ICDP Norway’s International involvement
ICDP Norway coordinates all ICDP involvement that happens from Norway as a part of ICDP International. As ICDP already has a wide outreach within Norway, different entities see its potential in other countries. ICDP Norway therefore offers trainings and implementation guidance to new start-ups. Implementation in a new country is an important process. To create long term sustainability ICDP Norway promotes developing national ICDP-units, primarily as programs within already existing NGOs. The cultural sensitivity of the program is ensured through national ownership and implementation of ICDP. ICDP Norway also offers guidance to national ICDP-units in ways to strengthen the coordination toward a scaled up national implementation. The vision is that national entities can be part of developing national and culture sensitive capacity on child development and parents shielding roles.
Each country should thus have an ICDP coordination unit with the vision to scale up according to needs and sustainability. To become a national coordination unit, the organisation should have a good national anchoring that can adapt the programme to the local culture and context. It should have a vision of giving training to others apart from its own organisation and preferably have capacity in the area of child development and/or conducting trainings generally. In some cased ICDP can also be regarded as a way to develop this capacity within an implementing partners organisation. The national ICDP-units is also a part of regional and global ICDP movements.
To stimulate these processes ICDP Norway offers implementation guidance based on the experience from other contexts. The clue in each new start-up is to be conscious about implementation from the start – even if the program starts in a smaller project. That means assessing possible long term national units, include a simple plan on what will happen after a project has ended, think about whether and how other entities should be included in the initial training, what role academics and government should play in the long run etc.

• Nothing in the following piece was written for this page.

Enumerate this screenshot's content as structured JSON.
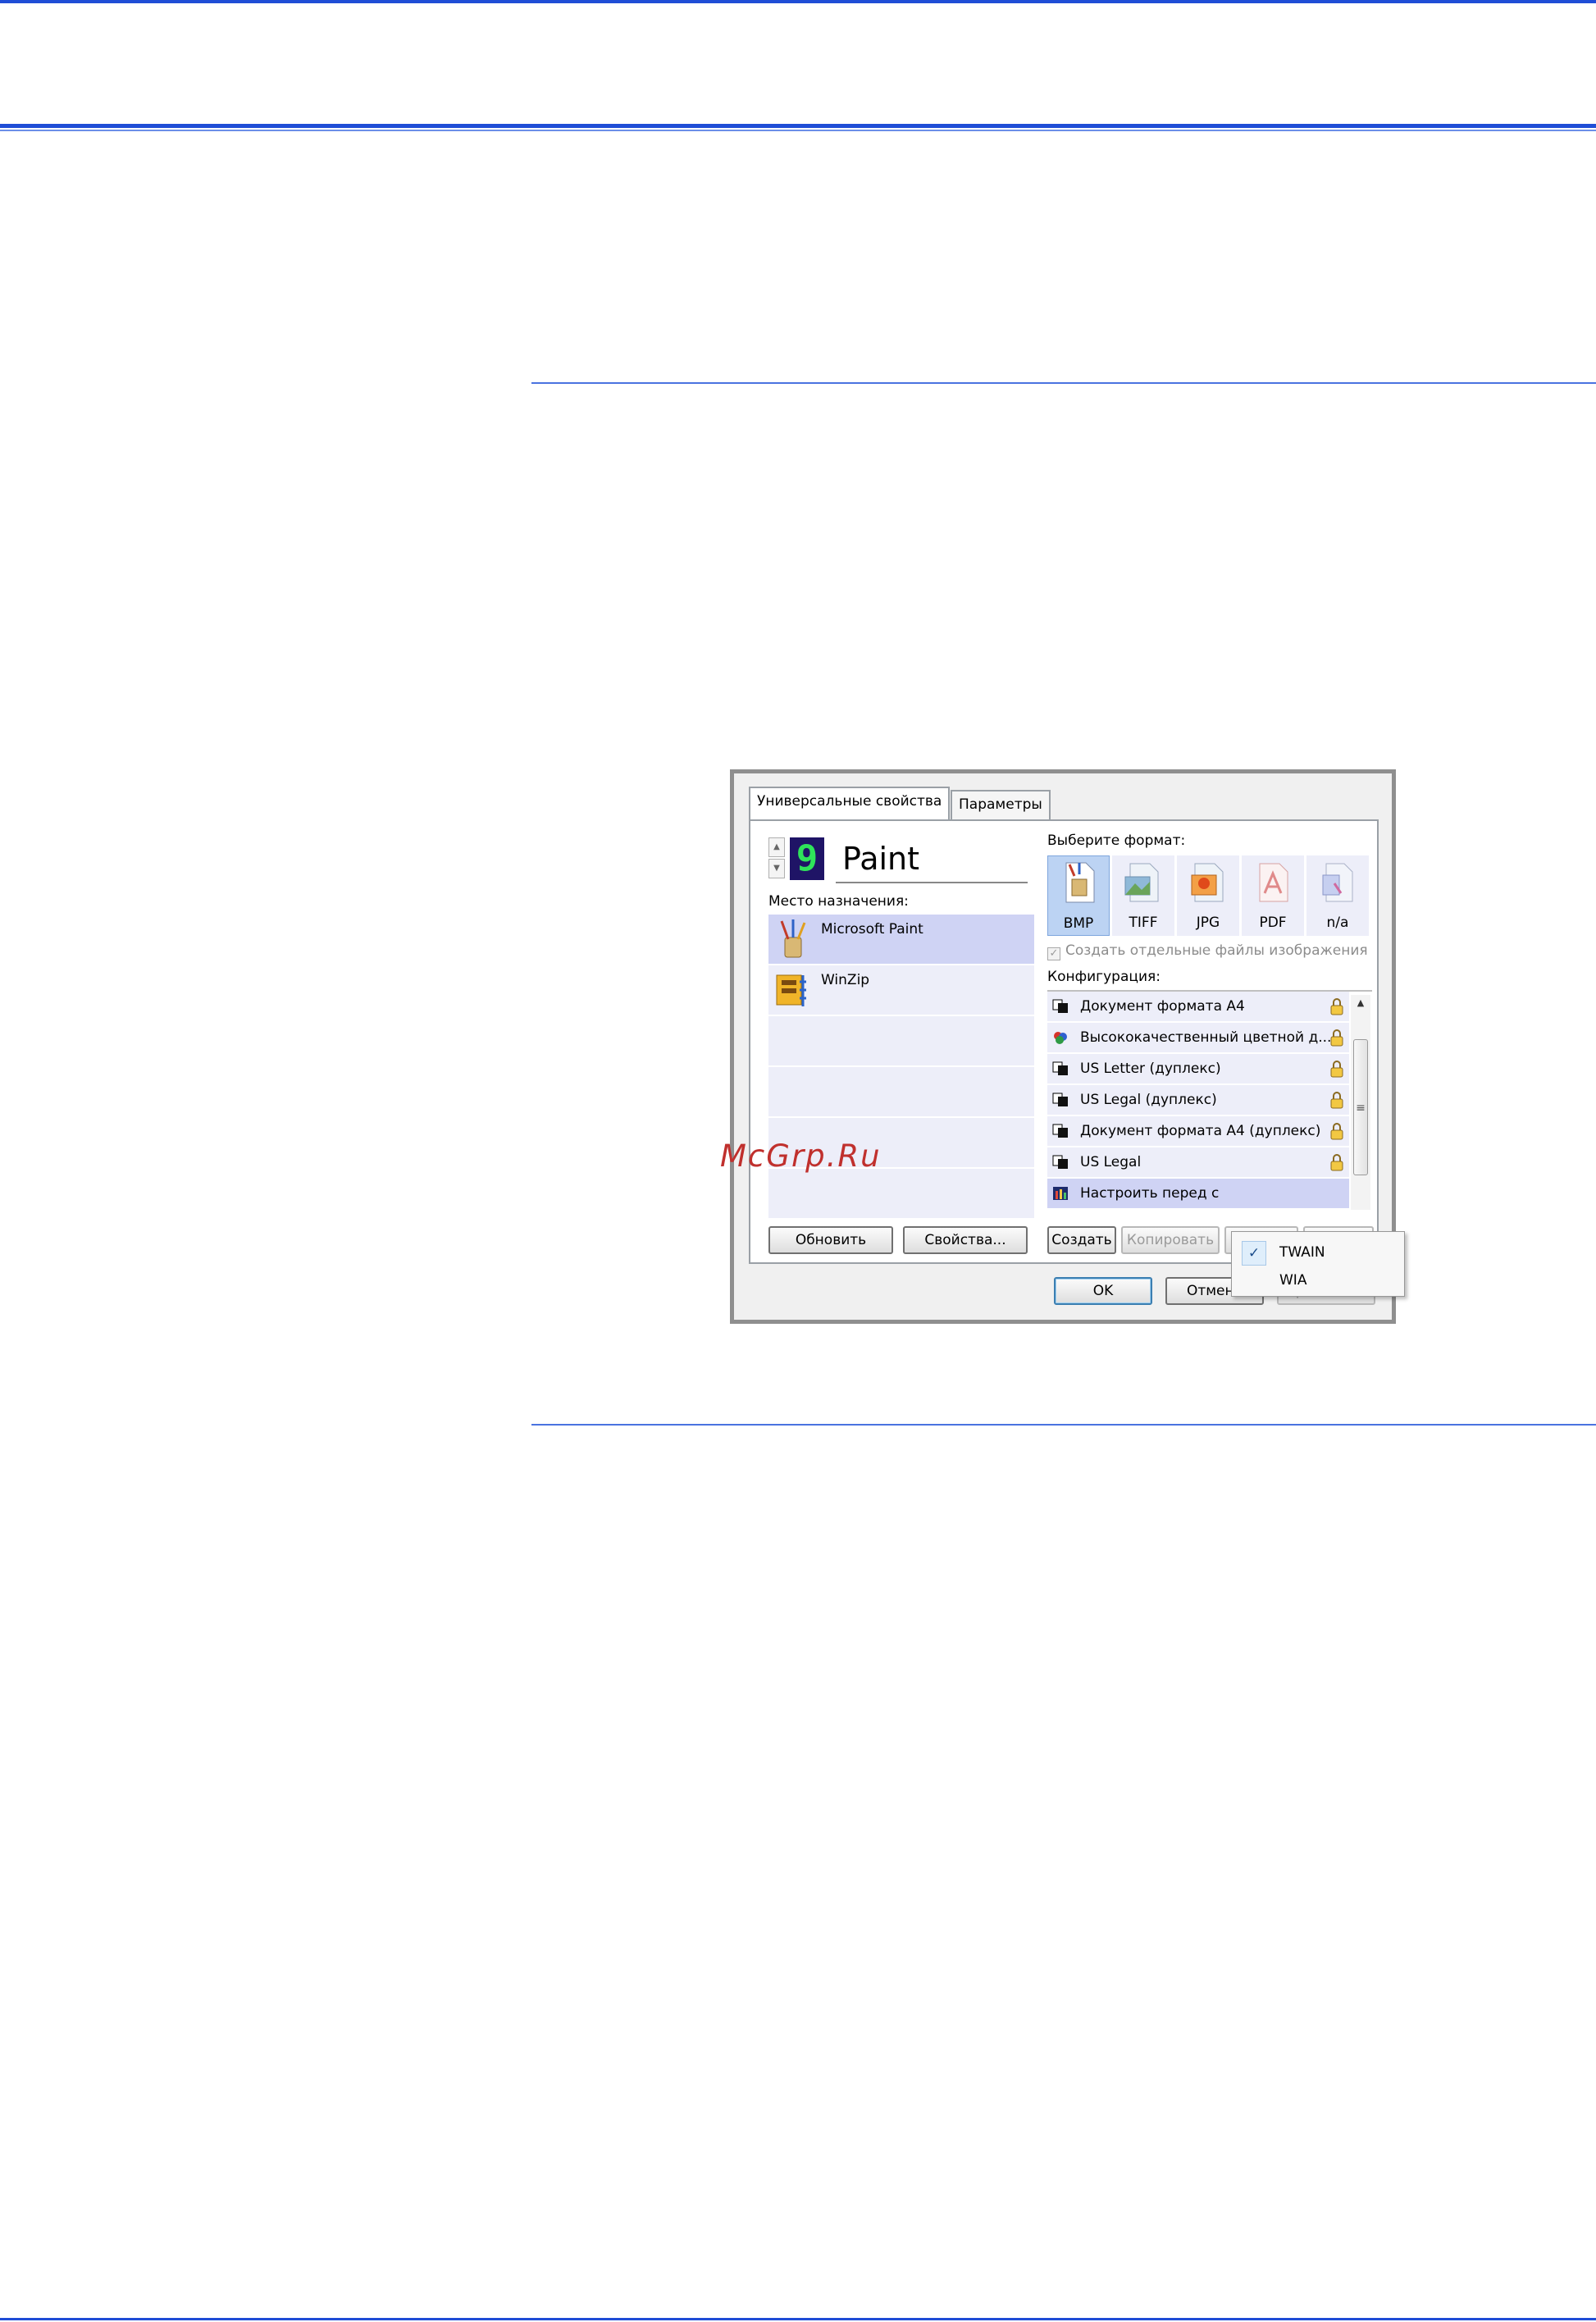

ICDP Norway offers this coaching process based on the same notion of sensitization as the caregiver program itself, acknowledging that the context will wary and that only true involvement will create an implementation that will bring sustainable change. Our common vision is to show the world’s parents how extremely important their role is!
Norway has had an active involvement in ICDP projects in many countries since the beginning. Historically through big projects in Angola, Mosambique, Bosnia, Makedonia, Lesotho, South Africa and Malawi with funding from Norad, Norwegian Church Aid, UNICEF, Blue Cross Norway etc. Today there are ongoing training and follow up from Norwegian side to the following countries:
Nepal (or here) Senior trainer level funded by HimalPartner, Digni.
Bangladesh – Trainer level funded by Normisjon, Digni.
Tanzania – Projects funded by Helseforetak Bergen og Sørlandet.
Botswana – Trainer level
Ghana – Trainer level
Ethiopia – Facilitator level.
Iraq– Awaiting funding for facilitator training.
Ukraine – Trainer level. Assessing funding/project to ICDP in Ukraine. ICDP in Ukraine have 15 trainers who are presently located both in and out of Ukraine.
Estonia – Facilitator level.